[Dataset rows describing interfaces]
——————————

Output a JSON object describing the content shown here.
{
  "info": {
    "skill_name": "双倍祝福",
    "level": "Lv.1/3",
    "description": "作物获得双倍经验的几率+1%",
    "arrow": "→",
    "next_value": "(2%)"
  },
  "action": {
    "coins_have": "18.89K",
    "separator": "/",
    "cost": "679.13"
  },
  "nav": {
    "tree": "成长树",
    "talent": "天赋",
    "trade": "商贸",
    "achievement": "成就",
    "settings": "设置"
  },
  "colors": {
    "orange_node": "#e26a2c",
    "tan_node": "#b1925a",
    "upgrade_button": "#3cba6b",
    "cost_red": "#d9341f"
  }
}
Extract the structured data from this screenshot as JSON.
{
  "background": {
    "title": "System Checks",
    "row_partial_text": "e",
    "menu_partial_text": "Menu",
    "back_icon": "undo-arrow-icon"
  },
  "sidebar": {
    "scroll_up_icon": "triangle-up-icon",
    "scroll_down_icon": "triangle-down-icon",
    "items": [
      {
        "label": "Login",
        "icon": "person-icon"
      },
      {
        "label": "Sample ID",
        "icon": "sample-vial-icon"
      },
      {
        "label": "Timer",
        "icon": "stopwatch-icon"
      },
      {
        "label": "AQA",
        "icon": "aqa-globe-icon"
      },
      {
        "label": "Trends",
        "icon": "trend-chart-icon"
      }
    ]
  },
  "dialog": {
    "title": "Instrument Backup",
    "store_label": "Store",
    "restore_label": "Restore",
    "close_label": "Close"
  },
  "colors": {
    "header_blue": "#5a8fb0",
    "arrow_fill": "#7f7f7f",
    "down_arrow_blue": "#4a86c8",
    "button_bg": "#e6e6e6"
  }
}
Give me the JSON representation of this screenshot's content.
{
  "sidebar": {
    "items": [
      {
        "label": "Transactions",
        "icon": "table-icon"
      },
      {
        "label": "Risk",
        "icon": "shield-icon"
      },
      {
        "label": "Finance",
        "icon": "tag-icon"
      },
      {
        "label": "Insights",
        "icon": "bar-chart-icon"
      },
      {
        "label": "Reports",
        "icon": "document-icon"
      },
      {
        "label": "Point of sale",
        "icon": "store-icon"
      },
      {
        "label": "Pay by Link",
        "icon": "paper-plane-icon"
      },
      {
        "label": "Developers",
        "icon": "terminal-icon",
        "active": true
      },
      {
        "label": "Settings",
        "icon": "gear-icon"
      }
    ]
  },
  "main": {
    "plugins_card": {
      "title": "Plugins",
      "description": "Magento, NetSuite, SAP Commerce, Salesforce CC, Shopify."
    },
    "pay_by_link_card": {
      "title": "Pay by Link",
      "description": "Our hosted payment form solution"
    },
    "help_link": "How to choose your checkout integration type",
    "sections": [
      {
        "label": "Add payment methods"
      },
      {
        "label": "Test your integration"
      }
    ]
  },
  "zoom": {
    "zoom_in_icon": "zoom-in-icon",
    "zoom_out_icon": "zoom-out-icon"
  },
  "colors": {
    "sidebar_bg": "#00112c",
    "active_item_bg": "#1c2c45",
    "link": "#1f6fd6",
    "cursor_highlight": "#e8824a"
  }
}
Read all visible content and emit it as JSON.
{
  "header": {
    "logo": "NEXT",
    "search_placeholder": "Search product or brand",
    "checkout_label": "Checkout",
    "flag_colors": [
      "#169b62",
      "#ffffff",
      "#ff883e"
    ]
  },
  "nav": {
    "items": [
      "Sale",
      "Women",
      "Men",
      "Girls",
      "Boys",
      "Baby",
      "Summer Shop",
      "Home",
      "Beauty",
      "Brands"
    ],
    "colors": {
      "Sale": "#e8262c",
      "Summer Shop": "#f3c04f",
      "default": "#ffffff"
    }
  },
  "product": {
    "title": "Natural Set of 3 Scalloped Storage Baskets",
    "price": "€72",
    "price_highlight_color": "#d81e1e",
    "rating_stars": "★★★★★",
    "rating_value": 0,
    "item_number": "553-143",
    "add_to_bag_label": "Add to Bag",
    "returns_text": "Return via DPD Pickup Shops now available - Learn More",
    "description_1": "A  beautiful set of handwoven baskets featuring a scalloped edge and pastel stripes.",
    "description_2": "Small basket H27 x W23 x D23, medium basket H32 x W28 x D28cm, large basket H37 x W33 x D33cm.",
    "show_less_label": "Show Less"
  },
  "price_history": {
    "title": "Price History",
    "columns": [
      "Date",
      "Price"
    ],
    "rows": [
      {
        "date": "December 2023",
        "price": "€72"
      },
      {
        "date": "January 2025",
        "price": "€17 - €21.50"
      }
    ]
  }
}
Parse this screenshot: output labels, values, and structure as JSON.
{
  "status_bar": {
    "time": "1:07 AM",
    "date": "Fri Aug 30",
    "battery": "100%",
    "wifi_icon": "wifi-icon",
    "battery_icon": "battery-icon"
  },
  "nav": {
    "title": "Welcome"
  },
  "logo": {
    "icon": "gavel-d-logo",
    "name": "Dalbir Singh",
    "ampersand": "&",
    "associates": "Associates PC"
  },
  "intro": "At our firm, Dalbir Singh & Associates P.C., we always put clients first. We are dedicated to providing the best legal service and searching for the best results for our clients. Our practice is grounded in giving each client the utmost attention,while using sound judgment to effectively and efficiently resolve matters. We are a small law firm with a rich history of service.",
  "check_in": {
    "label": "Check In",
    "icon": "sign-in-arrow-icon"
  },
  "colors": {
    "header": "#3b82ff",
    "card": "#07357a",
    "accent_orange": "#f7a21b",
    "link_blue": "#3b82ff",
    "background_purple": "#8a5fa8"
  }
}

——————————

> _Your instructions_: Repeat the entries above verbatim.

> _Solved exercise_:
Output a JSON object describing the content shown here.
{
  "info": {
    "skill_name": "双倍祝福",
    "level": "Lv.1/3",
    "description": "作物获得双倍经验的几率+1%",
    "arrow": "→",
    "next_value": "(2%)"
  },
  "action": {
    "coins_have": "18.89K",
    "separator": "/",
    "cost": "679.13"
  },
  "nav": {
    "tree": "成长树",
    "talent": "天赋",
    "trade": "商贸",
    "achievement": "成就",
    "settings": "设置"
  },
  "colors": {
    "orange_node": "#e26a2c",
    "tan_node": "#b1925a",
    "upgrade_button": "#3cba6b",
    "cost_red": "#d9341f"
  }
}
Extract the structured data from this screenshot as JSON.
{
  "background": {
    "title": "System Checks",
    "row_partial_text": "e",
    "menu_partial_text": "Menu",
    "back_icon": "undo-arrow-icon"
  },
  "sidebar": {
    "scroll_up_icon": "triangle-up-icon",
    "scroll_down_icon": "triangle-down-icon",
    "items": [
      {
        "label": "Login",
        "icon": "person-icon"
      },
      {
        "label": "Sample ID",
        "icon": "sample-vial-icon"
      },
      {
        "label": "Timer",
        "icon": "stopwatch-icon"
      },
      {
        "label": "AQA",
        "icon": "aqa-globe-icon"
      },
      {
        "label": "Trends",
        "icon": "trend-chart-icon"
      }
    ]
  },
  "dialog": {
    "title": "Instrument Backup",
    "store_label": "Store",
    "restore_label": "Restore",
    "close_label": "Close"
  },
  "colors": {
    "header_blue": "#5a8fb0",
    "arrow_fill": "#7f7f7f",
    "down_arrow_blue": "#4a86c8",
    "button_bg": "#e6e6e6"
  }
}
Give me the JSON representation of this screenshot's content.
{
  "sidebar": {
    "items": [
      {
        "label": "Transactions",
        "icon": "table-icon"
      },
      {
        "label": "Risk",
        "icon": "shield-icon"
      },
      {
        "label": "Finance",
        "icon": "tag-icon"
      },
      {
        "label": "Insights",
        "icon": "bar-chart-icon"
      },
      {
        "label": "Reports",
        "icon": "document-icon"
      },
      {
        "label": "Point of sale",
        "icon": "store-icon"
      },
      {
        "label": "Pay by Link",
        "icon": "paper-plane-icon"
      },
      {
        "label": "Developers",
        "icon": "terminal-icon",
        "active": true
      },
      {
        "label": "Settings",
        "icon": "gear-icon"
      }
    ]
  },
  "main": {
    "plugins_card": {
      "title": "Plugins",
      "description": "Magento, NetSuite, SAP Commerce, Salesforce CC, Shopify."
    },
    "pay_by_link_card": {
      "title": "Pay by Link",
      "description": "Our hosted payment form solution"
    },
    "help_link": "How to choose your checkout integration type",
    "sections": [
      {
        "label": "Add payment methods"
      },
      {
        "label": "Test your integration"
      }
    ]
  },
  "zoom": {
    "zoom_in_icon": "zoom-in-icon",
    "zoom_out_icon": "zoom-out-icon"
  },
  "colors": {
    "sidebar_bg": "#00112c",
    "active_item_bg": "#1c2c45",
    "link": "#1f6fd6",
    "cursor_highlight": "#e8824a"
  }
}
Read all visible content and emit it as JSON.
{
  "header": {
    "logo": "NEXT",
    "search_placeholder": "Search product or brand",
    "checkout_label": "Checkout",
    "flag_colors": [
      "#169b62",
      "#ffffff",
      "#ff883e"
    ]
  },
  "nav": {
    "items": [
      "Sale",
      "Women",
      "Men",
      "Girls",
      "Boys",
      "Baby",
      "Summer Shop",
      "Home",
      "Beauty",
      "Brands"
    ],
    "colors": {
      "Sale": "#e8262c",
      "Summer Shop": "#f3c04f",
      "default": "#ffffff"
    }
  },
  "product": {
    "title": "Natural Set of 3 Scalloped Storage Baskets",
    "price": "€72",
    "price_highlight_color": "#d81e1e",
    "rating_stars": "★★★★★",
    "rating_value": 0,
    "item_number": "553-143",
    "add_to_bag_label": "Add to Bag",
    "returns_text": "Return via DPD Pickup Shops now available - Learn More",
    "description_1": "A  beautiful set of handwoven baskets featuring a scalloped edge and pastel stripes.",
    "description_2": "Small basket H27 x W23 x D23, medium basket H32 x W28 x D28cm, large basket H37 x W33 x D33cm.",
    "show_less_label": "Show Less"
  },
  "price_history": {
    "title": "Price History",
    "columns": [
      "Date",
      "Price"
    ],
    "rows": [
      {
        "date": "December 2023",
        "price": "€72"
      },
      {
        "date": "January 2025",
        "price": "€17 - €21.50"
      }
    ]
  }
}
Parse this screenshot: output labels, values, and structure as JSON.
{
  "status_bar": {
    "time": "1:07 AM",
    "date": "Fri Aug 30",
    "battery": "100%",
    "wifi_icon": "wifi-icon",
    "battery_icon": "battery-icon"
  },
  "nav": {
    "title": "Welcome"
  },
  "logo": {
    "icon": "gavel-d-logo",
    "name": "Dalbir Singh",
    "ampersand": "&",
    "associates": "Associates PC"
  },
  "intro": "At our firm, Dalbir Singh & Associates P.C., we always put clients first. We are dedicated to providing the best legal service and searching for the best results for our clients. Our practice is grounded in giving each client the utmost attention,while using sound judgment to effectively and efficiently resolve matters. We are a small law firm with a rich history of service.",
  "check_in": {
    "label": "Check In",
    "icon": "sign-in-arrow-icon"
  },
  "colors": {
    "header": "#3b82ff",
    "card": "#07357a",
    "accent_orange": "#f7a21b",
    "link_blue": "#3b82ff",
    "background_purple": "#8a5fa8"
  }
}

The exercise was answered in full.